[PROVIDED RECORDS Boundary: Start]

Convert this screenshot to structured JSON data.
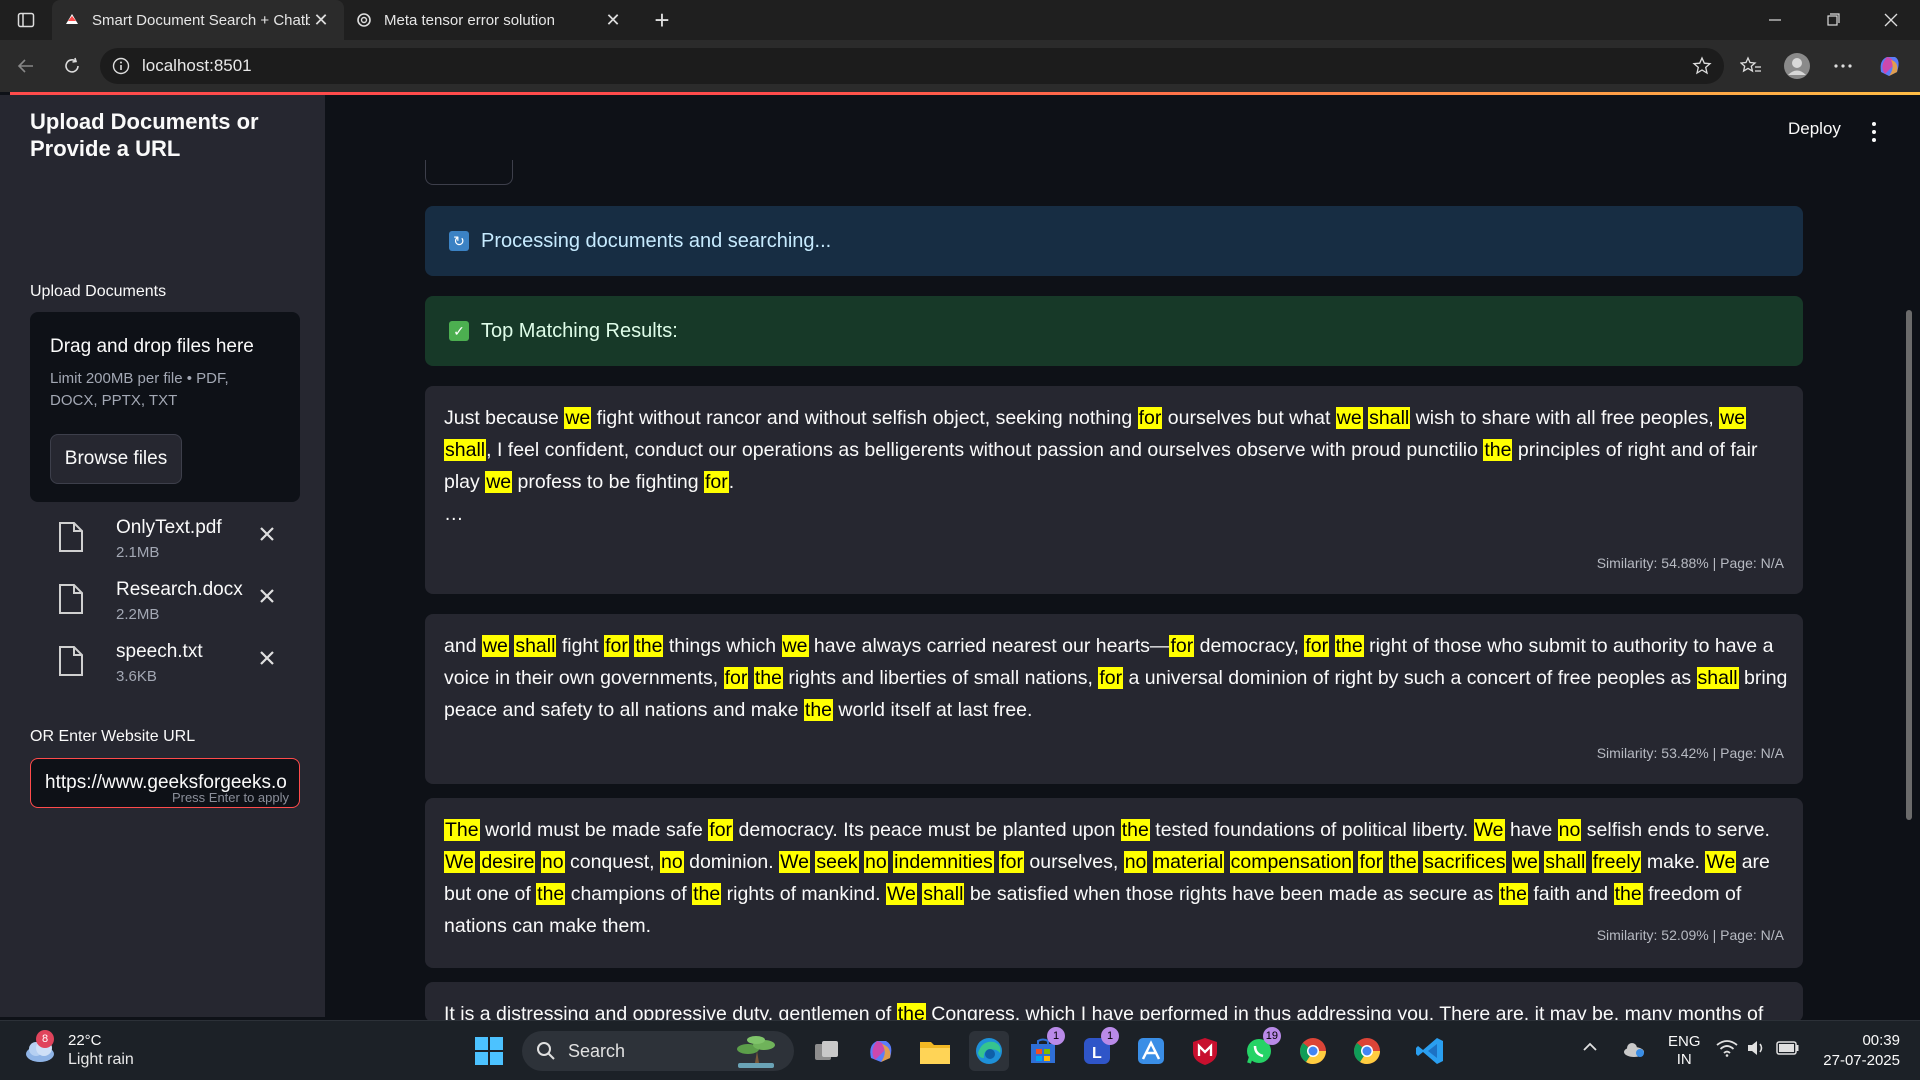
{
  "browser": {
    "tabs": [
      {
        "title": "Smart Document Search + Chatbot",
        "active": true
      },
      {
        "title": "Meta tensor error solution",
        "active": false
      }
    ],
    "url": "localhost:8501"
  },
  "app_header": {
    "deploy_label": "Deploy"
  },
  "sidebar": {
    "title": "Upload Documents or Provide a URL",
    "upload_label": "Upload Documents",
    "dropzone": {
      "title": "Drag and drop files here",
      "limit": "Limit 200MB per file • PDF, DOCX, PPTX, TXT",
      "browse_label": "Browse files"
    },
    "files": [
      {
        "name": "OnlyText.pdf",
        "size": "2.1MB"
      },
      {
        "name": "Research.docx",
        "size": "2.2MB"
      },
      {
        "name": "speech.txt",
        "size": "3.6KB"
      }
    ],
    "url_label": "OR Enter Website URL",
    "url_value": "https://www.geeksforgeeks.o",
    "url_hint": "Press Enter to apply"
  },
  "main": {
    "status_info": "Processing documents and searching...",
    "status_success": "Top Matching Results:",
    "results": [
      {
        "similarity": "Similarity: 54.88% | Page: N/A",
        "ellipsis": "…"
      },
      {
        "similarity": "Similarity: 53.42% | Page: N/A"
      },
      {
        "similarity": "Similarity: 52.09% | Page: N/A"
      }
    ]
  },
  "taskbar": {
    "weather_temp": "22°C",
    "weather_desc": "Light rain",
    "weather_badge": "8",
    "search_label": "Search",
    "badges": {
      "store": "1",
      "l_app": "1",
      "whatsapp": "19"
    },
    "lang_1": "ENG",
    "lang_2": "IN",
    "time": "00:39",
    "date": "27-07-2025"
  },
  "colors": {
    "accent": "#ff4b4b",
    "highlight": "#ffff00",
    "info_bg": "#172d43",
    "success_bg": "#173928"
  }
}
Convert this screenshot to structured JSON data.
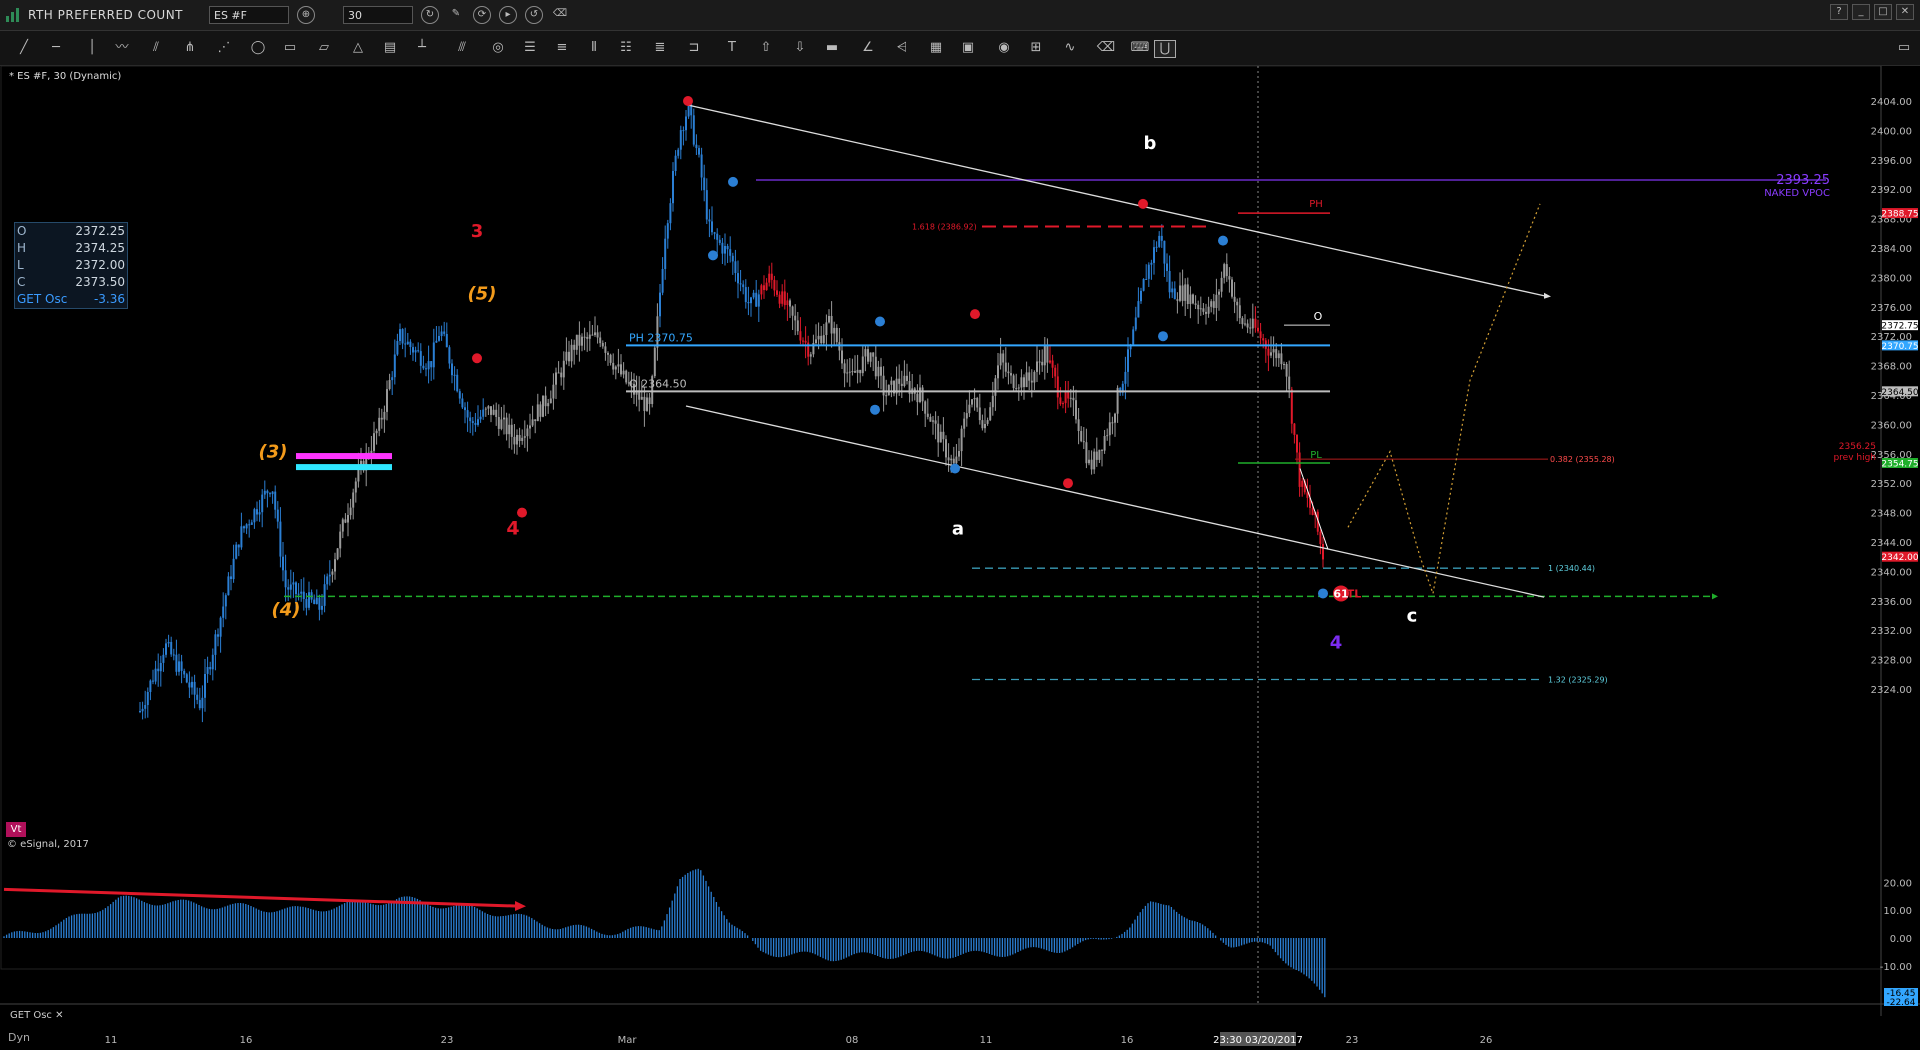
{
  "window": {
    "title": "RTH  PREFERRED COUNT",
    "symbol": "ES #F",
    "interval": "30",
    "controls": [
      "?",
      "_",
      "□",
      "✕"
    ]
  },
  "chart_label": "* ES #F, 30 (Dynamic)",
  "ohlc_box": {
    "rows": [
      {
        "k": "O",
        "v": "2372.25"
      },
      {
        "k": "H",
        "v": "2374.25"
      },
      {
        "k": "L",
        "v": "2372.00"
      },
      {
        "k": "C",
        "v": "2373.50"
      },
      {
        "k": "GET Osc",
        "v": "-3.36"
      }
    ]
  },
  "footer": {
    "copyright": "© eSignal, 2017",
    "vt": "Vt",
    "osc_tab": "GET Osc",
    "dyn": "Dyn"
  },
  "colors": {
    "bull": "#2b7fd4",
    "bear": "#e0192a",
    "neutral": "#9a9a9a",
    "wave_orange": "#f39b1b",
    "wave_purple": "#7b2cf0",
    "level_blue": "#33a7ff",
    "level_gray": "#bdbdbd",
    "vpoc_purple": "#6a2cc9",
    "green": "#1fae2b"
  },
  "chart_data": {
    "type": "candlestick",
    "price_axis": {
      "ylim": [
        2320,
        2406
      ],
      "ticks": [
        "2404.00",
        "2400.00",
        "2396.00",
        "2392.00",
        "2388.00",
        "2384.00",
        "2380.00",
        "2376.00",
        "2372.00",
        "2368.00",
        "2364.00",
        "2360.00",
        "2356.00",
        "2352.00",
        "2348.00",
        "2344.00",
        "2340.00",
        "2336.00",
        "2332.00",
        "2328.00",
        "2324.00"
      ],
      "price_tags": [
        {
          "label": "2388.75",
          "value": 2388.75,
          "color": "#e0192a"
        },
        {
          "label": "2372.75",
          "value": 2373.5,
          "color": "#ffffff"
        },
        {
          "label": "2370.75",
          "value": 2370.75,
          "color": "#33a7ff"
        },
        {
          "label": "2364.50",
          "value": 2364.5,
          "color": "#bdbdbd"
        },
        {
          "label": "2354.75",
          "value": 2354.75,
          "color": "#1fae2b"
        },
        {
          "label": "2342.00",
          "value": 2342.0,
          "color": "#e0192a"
        }
      ]
    },
    "osc_axis": {
      "ticks": [
        "20.00",
        "10.00",
        "0.00",
        "-10.00"
      ],
      "tags": [
        "-16.45",
        "-22.64"
      ]
    },
    "time_axis": {
      "ticks": [
        "11",
        "16",
        "23",
        "Mar",
        "08",
        "11",
        "16",
        "23",
        "26"
      ],
      "cursor_label": "23:30 03/20/2017"
    },
    "levels": [
      {
        "label": "PH 2370.75",
        "value": 2370.75
      },
      {
        "label": "O 2364.50",
        "value": 2364.5
      },
      {
        "label": "2393.25",
        "value": 2393.25
      },
      {
        "label": "NAKED VPOC",
        "value": 2393.25
      },
      {
        "label": "1.618 (2386.92)",
        "value": 2386.92
      },
      {
        "label": "0.382 (2355.28)",
        "value": 2355.28
      },
      {
        "label": "2356.25",
        "value": 2356.25
      },
      {
        "label": "prev high",
        "value": 2356.25
      },
      {
        "label": "1 (2340.44)",
        "value": 2340.44
      },
      {
        "label": "1.32 (2325.29)",
        "value": 2325.29
      },
      {
        "label": "PH",
        "value": 2388.75
      },
      {
        "label": "PL",
        "value": 2354.75
      },
      {
        "label": "O",
        "value": 2373.5
      },
      {
        "label": "PTL",
        "value": 2337.0
      }
    ],
    "wave_labels": [
      {
        "text": "3",
        "color": "purple"
      },
      {
        "text": "b",
        "color": "white"
      },
      {
        "text": "3",
        "color": "red"
      },
      {
        "text": "(5)",
        "color": "orange"
      },
      {
        "text": "(3)",
        "color": "orange"
      },
      {
        "text": "(4)",
        "color": "orange"
      },
      {
        "text": "4",
        "color": "red"
      },
      {
        "text": "a",
        "color": "white"
      },
      {
        "text": "c",
        "color": "white"
      },
      {
        "text": "4",
        "color": "purple"
      },
      {
        "text": "61",
        "color": "red"
      }
    ]
  }
}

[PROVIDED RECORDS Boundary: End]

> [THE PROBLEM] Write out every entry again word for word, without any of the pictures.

> [WRITTEN SOLUTION]
Convert this screenshot to structured JSON data.
{
  "browser": {
    "tabs": [
      {
        "title": "Smart Document Search + Chatbot",
        "active": true
      },
      {
        "title": "Meta tensor error solution",
        "active": false
      }
    ],
    "url": "localhost:8501"
  },
  "app_header": {
    "deploy_label": "Deploy"
  },
  "sidebar": {
    "title": "Upload Documents or Provide a URL",
    "upload_label": "Upload Documents",
    "dropzone": {
      "title": "Drag and drop files here",
      "limit": "Limit 200MB per file • PDF, DOCX, PPTX, TXT",
      "browse_label": "Browse files"
    },
    "files": [
      {
        "name": "OnlyText.pdf",
        "size": "2.1MB"
      },
      {
        "name": "Research.docx",
        "size": "2.2MB"
      },
      {
        "name": "speech.txt",
        "size": "3.6KB"
      }
    ],
    "url_label": "OR Enter Website URL",
    "url_value": "https://www.geeksforgeeks.o",
    "url_hint": "Press Enter to apply"
  },
  "main": {
    "status_info": "Processing documents and searching...",
    "status_success": "Top Matching Results:",
    "results": [
      {
        "similarity": "Similarity: 54.88% | Page: N/A",
        "ellipsis": "…"
      },
      {
        "similarity": "Similarity: 53.42% | Page: N/A"
      },
      {
        "similarity": "Similarity: 52.09% | Page: N/A"
      }
    ]
  },
  "taskbar": {
    "weather_temp": "22°C",
    "weather_desc": "Light rain",
    "weather_badge": "8",
    "search_label": "Search",
    "badges": {
      "store": "1",
      "l_app": "1",
      "whatsapp": "19"
    },
    "lang_1": "ENG",
    "lang_2": "IN",
    "time": "00:39",
    "date": "27-07-2025"
  },
  "colors": {
    "accent": "#ff4b4b",
    "highlight": "#ffff00",
    "info_bg": "#172d43",
    "success_bg": "#173928"
  }
}
Convert this screenshot to structured JSON data.
{
  "window": {
    "title": "RTH  PREFERRED COUNT",
    "symbol": "ES #F",
    "interval": "30",
    "controls": [
      "?",
      "_",
      "□",
      "✕"
    ]
  },
  "chart_label": "* ES #F, 30 (Dynamic)",
  "ohlc_box": {
    "rows": [
      {
        "k": "O",
        "v": "2372.25"
      },
      {
        "k": "H",
        "v": "2374.25"
      },
      {
        "k": "L",
        "v": "2372.00"
      },
      {
        "k": "C",
        "v": "2373.50"
      },
      {
        "k": "GET Osc",
        "v": "-3.36"
      }
    ]
  },
  "footer": {
    "copyright": "© eSignal, 2017",
    "vt": "Vt",
    "osc_tab": "GET Osc",
    "dyn": "Dyn"
  },
  "colors": {
    "bull": "#2b7fd4",
    "bear": "#e0192a",
    "neutral": "#9a9a9a",
    "wave_orange": "#f39b1b",
    "wave_purple": "#7b2cf0",
    "level_blue": "#33a7ff",
    "level_gray": "#bdbdbd",
    "vpoc_purple": "#6a2cc9",
    "green": "#1fae2b"
  },
  "chart_data": {
    "type": "candlestick",
    "price_axis": {
      "ylim": [
        2320,
        2406
      ],
      "ticks": [
        "2404.00",
        "2400.00",
        "2396.00",
        "2392.00",
        "2388.00",
        "2384.00",
        "2380.00",
        "2376.00",
        "2372.00",
        "2368.00",
        "2364.00",
        "2360.00",
        "2356.00",
        "2352.00",
        "2348.00",
        "2344.00",
        "2340.00",
        "2336.00",
        "2332.00",
        "2328.00",
        "2324.00"
      ],
      "price_tags": [
        {
          "label": "2388.75",
          "value": 2388.75,
          "color": "#e0192a"
        },
        {
          "label": "2372.75",
          "value": 2373.5,
          "color": "#ffffff"
        },
        {
          "label": "2370.75",
          "value": 2370.75,
          "color": "#33a7ff"
        },
        {
          "label": "2364.50",
          "value": 2364.5,
          "color": "#bdbdbd"
        },
        {
          "label": "2354.75",
          "value": 2354.75,
          "color": "#1fae2b"
        },
        {
          "label": "2342.00",
          "value": 2342.0,
          "color": "#e0192a"
        }
      ]
    },
    "osc_axis": {
      "ticks": [
        "20.00",
        "10.00",
        "0.00",
        "-10.00"
      ],
      "tags": [
        "-16.45",
        "-22.64"
      ]
    },
    "time_axis": {
      "ticks": [
        "11",
        "16",
        "23",
        "Mar",
        "08",
        "11",
        "16",
        "23",
        "26"
      ],
      "cursor_label": "23:30 03/20/2017"
    },
    "levels": [
      {
        "label": "PH 2370.75",
        "value": 2370.75
      },
      {
        "label": "O 2364.50",
        "value": 2364.5
      },
      {
        "label": "2393.25",
        "value": 2393.25
      },
      {
        "label": "NAKED VPOC",
        "value": 2393.25
      },
      {
        "label": "1.618 (2386.92)",
        "value": 2386.92
      },
      {
        "label": "0.382 (2355.28)",
        "value": 2355.28
      },
      {
        "label": "2356.25",
        "value": 2356.25
      },
      {
        "label": "prev high",
        "value": 2356.25
      },
      {
        "label": "1 (2340.44)",
        "value": 2340.44
      },
      {
        "label": "1.32 (2325.29)",
        "value": 2325.29
      },
      {
        "label": "PH",
        "value": 2388.75
      },
      {
        "label": "PL",
        "value": 2354.75
      },
      {
        "label": "O",
        "value": 2373.5
      },
      {
        "label": "PTL",
        "value": 2337.0
      }
    ],
    "wave_labels": [
      {
        "text": "3",
        "color": "purple"
      },
      {
        "text": "b",
        "color": "white"
      },
      {
        "text": "3",
        "color": "red"
      },
      {
        "text": "(5)",
        "color": "orange"
      },
      {
        "text": "(3)",
        "color": "orange"
      },
      {
        "text": "(4)",
        "color": "orange"
      },
      {
        "text": "4",
        "color": "red"
      },
      {
        "text": "a",
        "color": "white"
      },
      {
        "text": "c",
        "color": "white"
      },
      {
        "text": "4",
        "color": "purple"
      },
      {
        "text": "61",
        "color": "red"
      }
    ]
  }
}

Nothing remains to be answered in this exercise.